Direct-cut headers typically feature disc cutters in front of a converging auger that moves forage into the harvester’s feeder house.
“It takes a great deal of horsepower to cut and process the forage with one machine,” says Sam. “Making the feeding of the crop into the harvester more consistent will lower the horsepower usage and ease torque on the gearboxes.” No adaptations are required to the chopper in order to attach the Morgans’ header.
“Our latest header will be in the field this year and should address some of the issues that we see with heads already on the market,” he says.
Crop is stored in 12 x 500’ silage bags as quickly as possible to reduce the amount of oxygen the grass comes in contact with.
“Bags have been the ideal storage medium for us because we can harvest at a higher moisture without great amounts of spoilage,” says Bob.
Silage inoculant is applied at 30% above recommended levels. “Dairy cows produce based on consistency; they don’t thrive on variety. If you can’t make the product perfect, you can at least make it consistent,” he adds.

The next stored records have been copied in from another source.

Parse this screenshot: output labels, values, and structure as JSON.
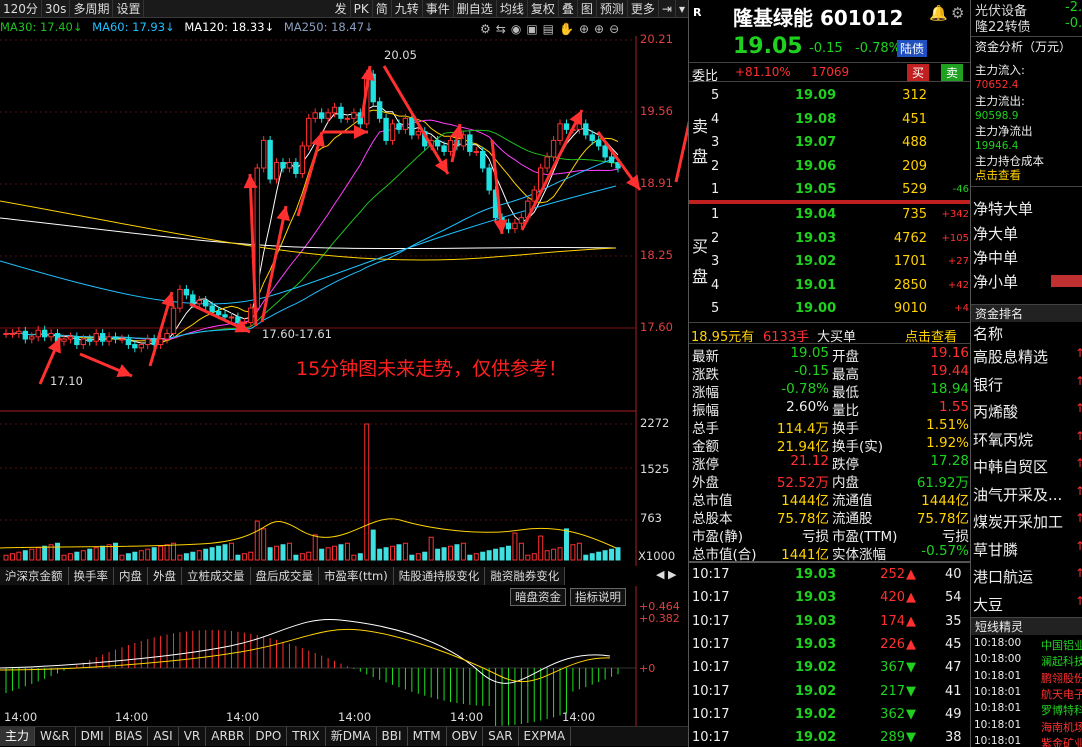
{
  "toolbar": {
    "items": [
      "120分",
      "30s",
      "多周期",
      "设置"
    ],
    "right_items": [
      "发",
      "PK",
      "简",
      "九转",
      "事件",
      "删自选",
      "均线",
      "复权",
      "叠",
      "图",
      "预测",
      "更多"
    ]
  },
  "ma_legend": [
    {
      "label": "MA30: 17.40↓",
      "color": "#20c020"
    },
    {
      "label": "MA60: 17.93↓",
      "color": "#20c0ff"
    },
    {
      "label": "MA120: 18.33↓",
      "color": "#ffffff"
    },
    {
      "label": "MA250: 18.47↓",
      "color": "#8aa0c0"
    }
  ],
  "price_axis": [
    "20.21",
    "19.56",
    "18.91",
    "18.25",
    "17.60"
  ],
  "vol_axis": [
    "2272",
    "1525",
    "763",
    "X1000"
  ],
  "macd_axis": [
    "+0.464",
    "+0.382",
    "+0"
  ],
  "annotations": {
    "high": "20.05",
    "low": "17.10",
    "range": "17.60-17.61",
    "note": "15分钟图未来走势，仅供参考！"
  },
  "indicator_tabs": [
    "沪深京金额",
    "换手率",
    "内盘",
    "外盘",
    "立桩成交量",
    "盘后成交量",
    "市盈率(ttm)",
    "陆股通持股变化",
    "融资融券变化"
  ],
  "macd_buttons": [
    "暗盘资金",
    "指标说明"
  ],
  "time_labels": [
    "14:00",
    "14:00",
    "14:00",
    "14:00",
    "14:00",
    "14:00"
  ],
  "bottom_tabs": [
    "主力",
    "W&R",
    "DMI",
    "BIAS",
    "ASI",
    "VR",
    "ARBR",
    "DPO",
    "TRIX",
    "新DMA",
    "BBI",
    "MTM",
    "OBV",
    "SAR",
    "EXPMA"
  ],
  "stock": {
    "badge": "R",
    "name": "隆基绿能",
    "code": "601012",
    "price": "19.05",
    "change": "-0.15",
    "pct": "-0.78%",
    "tag": "陆债",
    "weibi_label": "委比",
    "weibi_value": "+81.10%",
    "weicha_value": "17069",
    "buy_btn": "买",
    "sell_btn": "卖"
  },
  "sell_side_label": [
    "卖",
    "盘"
  ],
  "buy_side_label": [
    "买",
    "盘"
  ],
  "asks": [
    {
      "n": "5",
      "p": "19.09",
      "v": "312",
      "d": ""
    },
    {
      "n": "4",
      "p": "19.08",
      "v": "451",
      "d": ""
    },
    {
      "n": "3",
      "p": "19.07",
      "v": "488",
      "d": ""
    },
    {
      "n": "2",
      "p": "19.06",
      "v": "209",
      "d": ""
    },
    {
      "n": "1",
      "p": "19.05",
      "v": "529",
      "d": "-46"
    }
  ],
  "bids": [
    {
      "n": "1",
      "p": "19.04",
      "v": "735",
      "d": "+342"
    },
    {
      "n": "2",
      "p": "19.03",
      "v": "4762",
      "d": "+105"
    },
    {
      "n": "3",
      "p": "19.02",
      "v": "1701",
      "d": "+27"
    },
    {
      "n": "4",
      "p": "19.01",
      "v": "2850",
      "d": "+42"
    },
    {
      "n": "5",
      "p": "19.00",
      "v": "9010",
      "d": "+4"
    }
  ],
  "big_order": {
    "price": "18.95元有",
    "qty": "6133手",
    "label": "大买单",
    "link": "点击查看"
  },
  "stats": [
    {
      "l1": "最新",
      "v1": "19.05",
      "c1": "green",
      "l2": "开盘",
      "v2": "19.16",
      "c2": "red"
    },
    {
      "l1": "涨跌",
      "v1": "-0.15",
      "c1": "green",
      "l2": "最高",
      "v2": "19.44",
      "c2": "red"
    },
    {
      "l1": "涨幅",
      "v1": "-0.78%",
      "c1": "green",
      "l2": "最低",
      "v2": "18.94",
      "c2": "green"
    },
    {
      "l1": "振幅",
      "v1": "2.60%",
      "c1": "white",
      "l2": "量比",
      "v2": "1.55",
      "c2": "red"
    },
    {
      "l1": "总手",
      "v1": "114.4万",
      "c1": "yellow",
      "l2": "换手",
      "v2": "1.51%",
      "c2": "yellow"
    },
    {
      "l1": "金额",
      "v1": "21.94亿",
      "c1": "yellow",
      "l2": "换手(实)",
      "v2": "1.92%",
      "c2": "yellow"
    },
    {
      "l1": "涨停",
      "v1": "21.12",
      "c1": "red",
      "l2": "跌停",
      "v2": "17.28",
      "c2": "green"
    },
    {
      "l1": "外盘",
      "v1": "52.52万",
      "c1": "red",
      "l2": "内盘",
      "v2": "61.92万",
      "c2": "green"
    },
    {
      "l1": "总市值",
      "v1": "1444亿",
      "c1": "yellow",
      "l2": "流通值",
      "v2": "1444亿",
      "c2": "yellow"
    },
    {
      "l1": "总股本",
      "v1": "75.78亿",
      "c1": "yellow",
      "l2": "流通股",
      "v2": "75.78亿",
      "c2": "yellow"
    },
    {
      "l1": "市盈(静)",
      "v1": "亏损",
      "c1": "white",
      "l2": "市盈(TTM)",
      "v2": "亏损",
      "c2": "white"
    },
    {
      "l1": "总市值(合)",
      "v1": "1441亿",
      "c1": "yellow",
      "l2": "实体涨幅",
      "v2": "-0.57%",
      "c2": "green"
    }
  ],
  "ticks": [
    {
      "t": "10:17",
      "p": "19.03",
      "v": "252",
      "dir": "up",
      "n": "40"
    },
    {
      "t": "10:17",
      "p": "19.03",
      "v": "420",
      "dir": "up",
      "n": "54"
    },
    {
      "t": "10:17",
      "p": "19.03",
      "v": "174",
      "dir": "up",
      "n": "35"
    },
    {
      "t": "10:17",
      "p": "19.03",
      "v": "226",
      "dir": "up",
      "n": "45"
    },
    {
      "t": "10:17",
      "p": "19.02",
      "v": "367",
      "dir": "down",
      "n": "47"
    },
    {
      "t": "10:17",
      "p": "19.02",
      "v": "217",
      "dir": "down",
      "n": "41"
    },
    {
      "t": "10:17",
      "p": "19.02",
      "v": "362",
      "dir": "down",
      "n": "49"
    },
    {
      "t": "10:17",
      "p": "19.02",
      "v": "289",
      "dir": "down",
      "n": "38"
    }
  ],
  "far_right": {
    "top": [
      {
        "name": "光伏设备",
        "val": "-2."
      },
      {
        "name": "隆22转债",
        "val": "-0."
      }
    ],
    "fund_title": "资金分析（万元）",
    "fund": [
      {
        "label": "主力流入:",
        "val": "70652.4",
        "c": "red"
      },
      {
        "label": "主力流出:",
        "val": "90598.9",
        "c": "green"
      },
      {
        "label": "主力净流出",
        "val": "19946.4",
        "c": "green"
      },
      {
        "label": "主力持仓成本",
        "val": ""
      }
    ],
    "fund_link": "点击查看",
    "net": [
      "净特大单",
      "净大单",
      "净中单",
      "净小单"
    ],
    "rank_title": "资金排名",
    "rank_header": "名称",
    "rank": [
      "高股息精选",
      "银行",
      "丙烯酸",
      "环氧丙烷",
      "中韩自贸区",
      "油气开采及...",
      "煤炭开采加工",
      "草甘膦",
      "港口航运",
      "大豆"
    ],
    "news_title": "短线精灵",
    "news": [
      {
        "t": "10:18:00",
        "s": "中国铝业",
        "c": "green"
      },
      {
        "t": "10:18:00",
        "s": "澜起科技",
        "c": "green"
      },
      {
        "t": "10:18:01",
        "s": "鹏翎股份",
        "c": "red"
      },
      {
        "t": "10:18:01",
        "s": "航天电子",
        "c": "red"
      },
      {
        "t": "10:18:01",
        "s": "罗博特科",
        "c": "green"
      },
      {
        "t": "10:18:01",
        "s": "海南机场",
        "c": "red"
      },
      {
        "t": "10:18:01",
        "s": "紫金矿业",
        "c": "red"
      }
    ]
  }
}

“We normally don’t see health issues while feeding the wetter silage,” says John Gilliland, dairy operations manager at McArthur Farms. “Clostridium and ketosis issues occur if the butyric acid levels are too high because of improper storage.” The grass silage is fed out of the bags at 16% protein.